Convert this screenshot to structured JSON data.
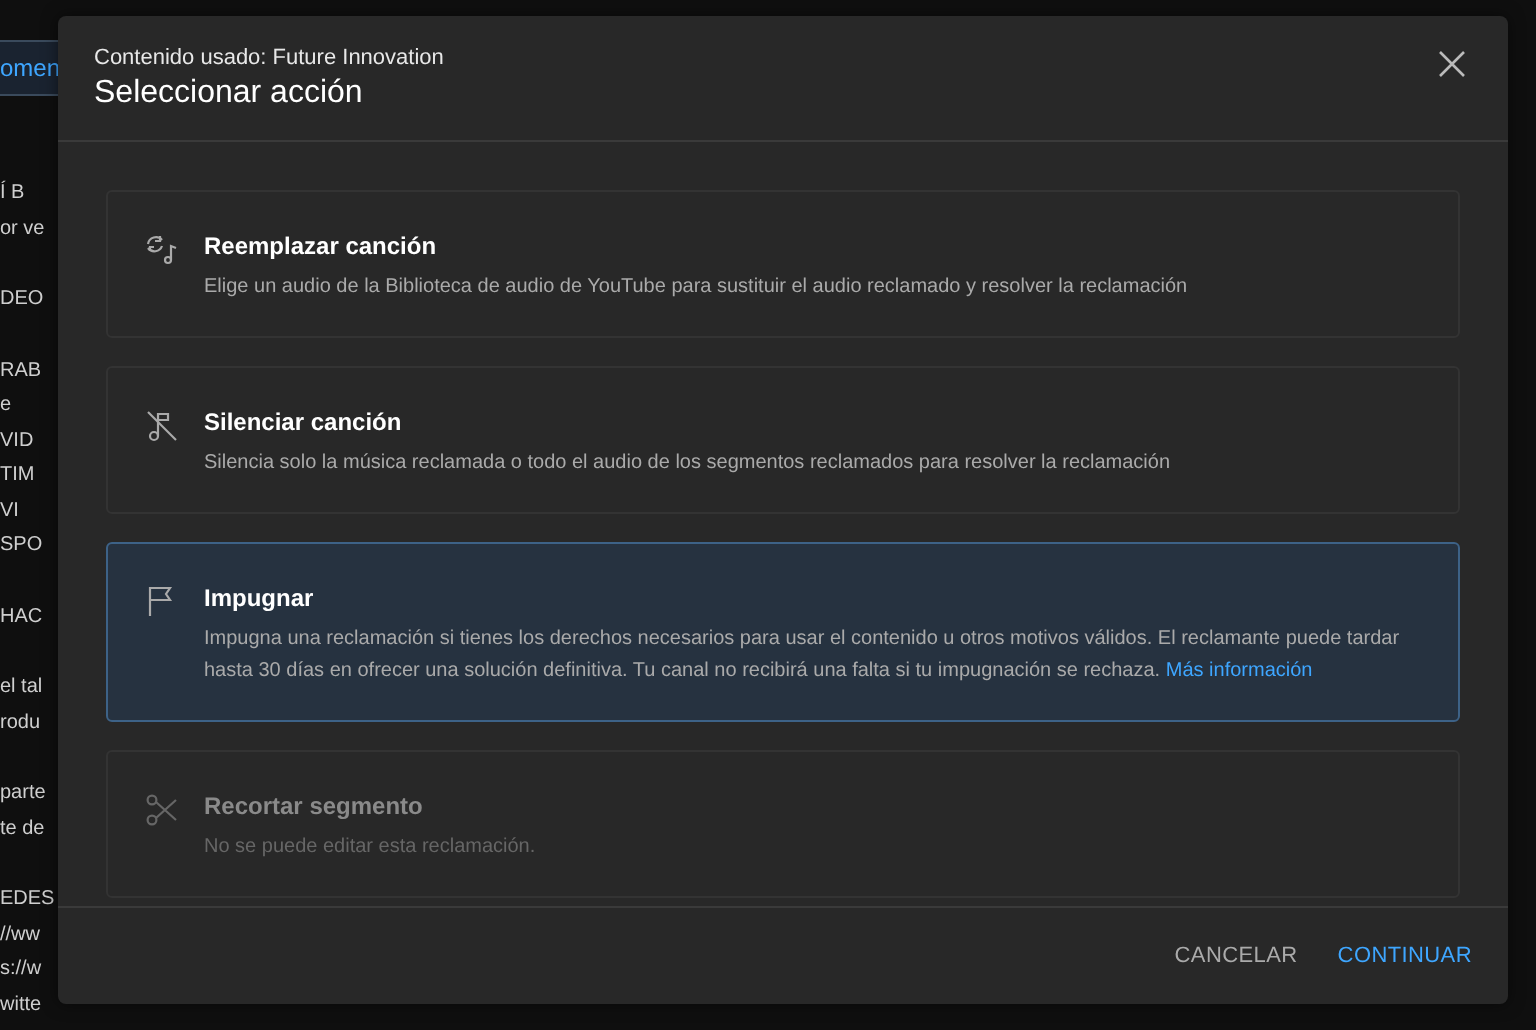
{
  "background": {
    "tab": "omen",
    "paragraphs": [
      [
        "Í B",
        "or ve"
      ],
      [
        "DEO"
      ],
      [
        "RAB",
        "e",
        "VID",
        "TIM",
        "VI",
        "SPO"
      ],
      [
        "HAC"
      ],
      [
        "el tal",
        "rodu"
      ],
      [
        "parte",
        "te de"
      ],
      [
        "EDES",
        "//ww",
        "s://w",
        "witte"
      ]
    ]
  },
  "dialog": {
    "subtitle": "Contenido usado: Future Innovation",
    "title": "Seleccionar acción",
    "options": [
      {
        "kind": "replace",
        "title": "Reemplazar canción",
        "description": "Elige un audio de la Biblioteca de audio de YouTube para sustituir el audio reclamado y resolver la reclamación",
        "selected": false,
        "disabled": false
      },
      {
        "kind": "mute",
        "title": "Silenciar canción",
        "description": "Silencia solo la música reclamada o todo el audio de los segmentos reclamados para resolver la reclamación",
        "selected": false,
        "disabled": false
      },
      {
        "kind": "dispute",
        "title": "Impugnar",
        "description": "Impugna una reclamación si tienes los derechos necesarios para usar el contenido u otros motivos válidos. El reclamante puede tardar hasta 30 días en ofrecer una solución definitiva. Tu canal no recibirá una falta si tu impugnación se rechaza.",
        "link": "Más información",
        "selected": true,
        "disabled": false
      },
      {
        "kind": "trim",
        "title": "Recortar segmento",
        "description": "No se puede editar esta reclamación.",
        "selected": false,
        "disabled": true
      }
    ],
    "buttons": [
      {
        "label": "CANCELAR",
        "primary": false
      },
      {
        "label": "CONTINUAR",
        "primary": true
      }
    ]
  }
}
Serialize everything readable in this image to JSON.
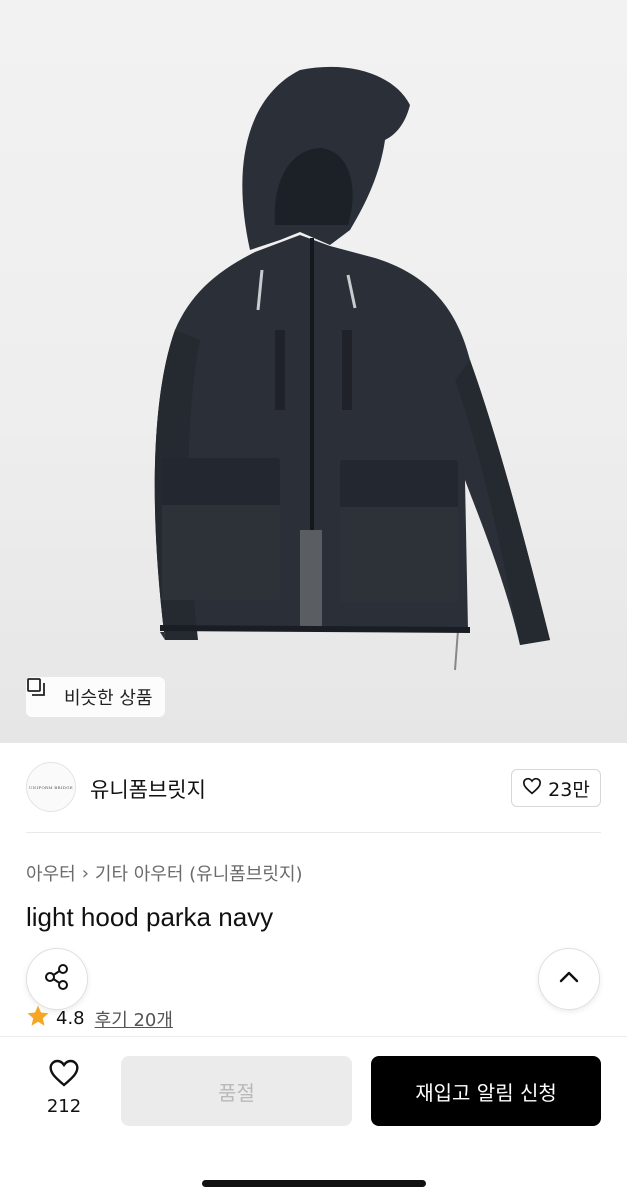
{
  "product": {
    "image_alt": "navy hooded parka",
    "similar_label": "비슷한 상품",
    "brand_name": "유니폼브릿지",
    "brand_logo_text": "UNIFORM BRIDGE",
    "like_count": "23만",
    "breadcrumb": [
      "아우터",
      "기타 아우터 (유니폼브릿지)"
    ],
    "title": "light hood parka navy",
    "rating": "4.8",
    "review_label": "후기 20개"
  },
  "bottom_bar": {
    "wish_count": "212",
    "soldout_label": "품절",
    "restock_label": "재입고 알림 신청"
  },
  "colors": {
    "accent_star": "#f5a623",
    "primary_button": "#000000",
    "disabled_button": "#ebebeb",
    "jacket": "#2b3038"
  }
}
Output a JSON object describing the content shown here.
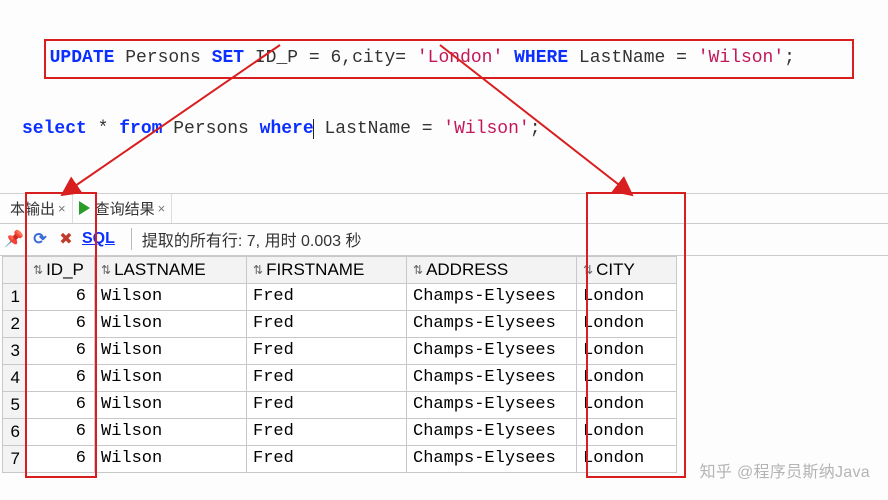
{
  "sql": {
    "line1": {
      "kw_update": "UPDATE",
      "tbl": " Persons ",
      "kw_set": "SET",
      "set1": " ID_P = 6,city= ",
      "str1": "'London'",
      "sp1": " ",
      "kw_where": "WHERE",
      "cond": " LastName = ",
      "str2": "'Wilson'",
      "end": ";"
    },
    "line2": {
      "kw_select": "select",
      "star": " * ",
      "kw_from": "from",
      "tbl": " Persons ",
      "kw_where": "where",
      "cond": " LastName = ",
      "str1": "'Wilson'",
      "end": ";"
    }
  },
  "tabs": {
    "script_output": "本输出",
    "query_results": "查询结果"
  },
  "toolbar": {
    "sql_label": "SQL",
    "status": "提取的所有行: 7, 用时 0.003 秒"
  },
  "grid": {
    "columns": [
      "ID_P",
      "LASTNAME",
      "FIRSTNAME",
      "ADDRESS",
      "CITY"
    ],
    "rows": [
      {
        "n": "1",
        "id_p": "6",
        "last": "Wilson",
        "first": "Fred",
        "addr": "Champs-Elysees",
        "city": "London"
      },
      {
        "n": "2",
        "id_p": "6",
        "last": "Wilson",
        "first": "Fred",
        "addr": "Champs-Elysees",
        "city": "London"
      },
      {
        "n": "3",
        "id_p": "6",
        "last": "Wilson",
        "first": "Fred",
        "addr": "Champs-Elysees",
        "city": "London"
      },
      {
        "n": "4",
        "id_p": "6",
        "last": "Wilson",
        "first": "Fred",
        "addr": "Champs-Elysees",
        "city": "London"
      },
      {
        "n": "5",
        "id_p": "6",
        "last": "Wilson",
        "first": "Fred",
        "addr": "Champs-Elysees",
        "city": "London"
      },
      {
        "n": "6",
        "id_p": "6",
        "last": "Wilson",
        "first": "Fred",
        "addr": "Champs-Elysees",
        "city": "London"
      },
      {
        "n": "7",
        "id_p": "6",
        "last": "Wilson",
        "first": "Fred",
        "addr": "Champs-Elysees",
        "city": "London"
      }
    ]
  },
  "watermark": "知乎 @程序员斯纳Java"
}
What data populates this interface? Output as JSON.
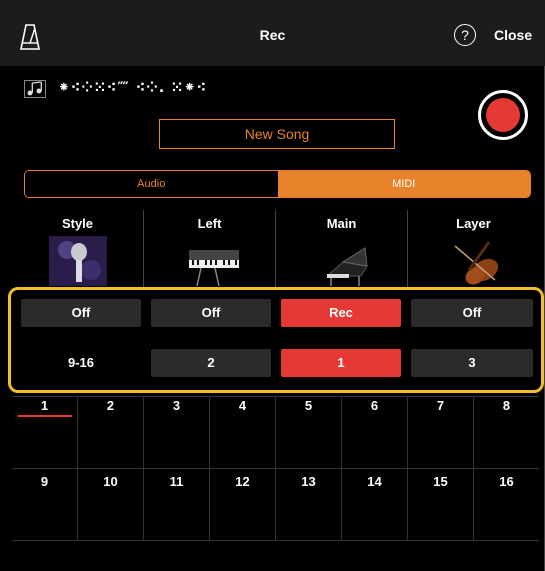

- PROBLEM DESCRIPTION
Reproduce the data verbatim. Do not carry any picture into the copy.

- RESULT BELOW
Convert this screenshot to structured JSON data.
{
  "background": {
    "tab": "omen",
    "paragraphs": [
      [
        "Í B",
        "or ve"
      ],
      [
        "DEO"
      ],
      [
        "RAB",
        "e",
        "VID",
        "TIM",
        "VI",
        "SPO"
      ],
      [
        "HAC"
      ],
      [
        "el tal",
        "rodu"
      ],
      [
        "parte",
        "te de"
      ],
      [
        "EDES",
        "//ww",
        "s://w",
        "witte"
      ]
    ]
  },
  "dialog": {
    "subtitle": "Contenido usado: Future Innovation",
    "title": "Seleccionar acción",
    "options": [
      {
        "kind": "replace",
        "title": "Reemplazar canción",
        "description": "Elige un audio de la Biblioteca de audio de YouTube para sustituir el audio reclamado y resolver la reclamación",
        "selected": false,
        "disabled": false
      },
      {
        "kind": "mute",
        "title": "Silenciar canción",
        "description": "Silencia solo la música reclamada o todo el audio de los segmentos reclamados para resolver la reclamación",
        "selected": false,
        "disabled": false
      },
      {
        "kind": "dispute",
        "title": "Impugnar",
        "description": "Impugna una reclamación si tienes los derechos necesarios para usar el contenido u otros motivos válidos. El reclamante puede tardar hasta 30 días en ofrecer una solución definitiva. Tu canal no recibirá una falta si tu impugnación se rechaza.",
        "link": "Más información",
        "selected": true,
        "disabled": false
      },
      {
        "kind": "trim",
        "title": "Recortar segmento",
        "description": "No se puede editar esta reclamación.",
        "selected": false,
        "disabled": true
      }
    ],
    "buttons": [
      {
        "label": "CANCELAR",
        "primary": false
      },
      {
        "label": "CONTINUAR",
        "primary": true
      }
    ]
  }
}
Serialize everything readable in this image to JSON.
{
  "product": {
    "image_alt": "navy hooded parka",
    "similar_label": "비슷한 상품",
    "brand_name": "유니폼브릿지",
    "brand_logo_text": "UNIFORM BRIDGE",
    "like_count": "23만",
    "breadcrumb": [
      "아우터",
      "기타 아우터 (유니폼브릿지)"
    ],
    "title": "light hood parka navy",
    "rating": "4.8",
    "review_label": "후기 20개"
  },
  "bottom_bar": {
    "wish_count": "212",
    "soldout_label": "품절",
    "restock_label": "재입고 알림 신청"
  },
  "colors": {
    "accent_star": "#f5a623",
    "primary_button": "#000000",
    "disabled_button": "#ebebeb",
    "jacket": "#2b3038"
  }
}
Output a JSON object describing the content shown here.
{
  "sql": {
    "line1": {
      "kw_update": "UPDATE",
      "tbl": " Persons ",
      "kw_set": "SET",
      "set1": " ID_P = 6,city= ",
      "str1": "'London'",
      "sp1": " ",
      "kw_where": "WHERE",
      "cond": " LastName = ",
      "str2": "'Wilson'",
      "end": ";"
    },
    "line2": {
      "kw_select": "select",
      "star": " * ",
      "kw_from": "from",
      "tbl": " Persons ",
      "kw_where": "where",
      "cond": " LastName = ",
      "str1": "'Wilson'",
      "end": ";"
    }
  },
  "tabs": {
    "script_output": "本输出",
    "query_results": "查询结果"
  },
  "toolbar": {
    "sql_label": "SQL",
    "status": "提取的所有行: 7, 用时 0.003 秒"
  },
  "grid": {
    "columns": [
      "ID_P",
      "LASTNAME",
      "FIRSTNAME",
      "ADDRESS",
      "CITY"
    ],
    "rows": [
      {
        "n": "1",
        "id_p": "6",
        "last": "Wilson",
        "first": "Fred",
        "addr": "Champs-Elysees",
        "city": "London"
      },
      {
        "n": "2",
        "id_p": "6",
        "last": "Wilson",
        "first": "Fred",
        "addr": "Champs-Elysees",
        "city": "London"
      },
      {
        "n": "3",
        "id_p": "6",
        "last": "Wilson",
        "first": "Fred",
        "addr": "Champs-Elysees",
        "city": "London"
      },
      {
        "n": "4",
        "id_p": "6",
        "last": "Wilson",
        "first": "Fred",
        "addr": "Champs-Elysees",
        "city": "London"
      },
      {
        "n": "5",
        "id_p": "6",
        "last": "Wilson",
        "first": "Fred",
        "addr": "Champs-Elysees",
        "city": "London"
      },
      {
        "n": "6",
        "id_p": "6",
        "last": "Wilson",
        "first": "Fred",
        "addr": "Champs-Elysees",
        "city": "London"
      },
      {
        "n": "7",
        "id_p": "6",
        "last": "Wilson",
        "first": "Fred",
        "addr": "Champs-Elysees",
        "city": "London"
      }
    ]
  },
  "watermark": "知乎 @程序员斯纳Java"
}
What data populates this interface? Output as JSON.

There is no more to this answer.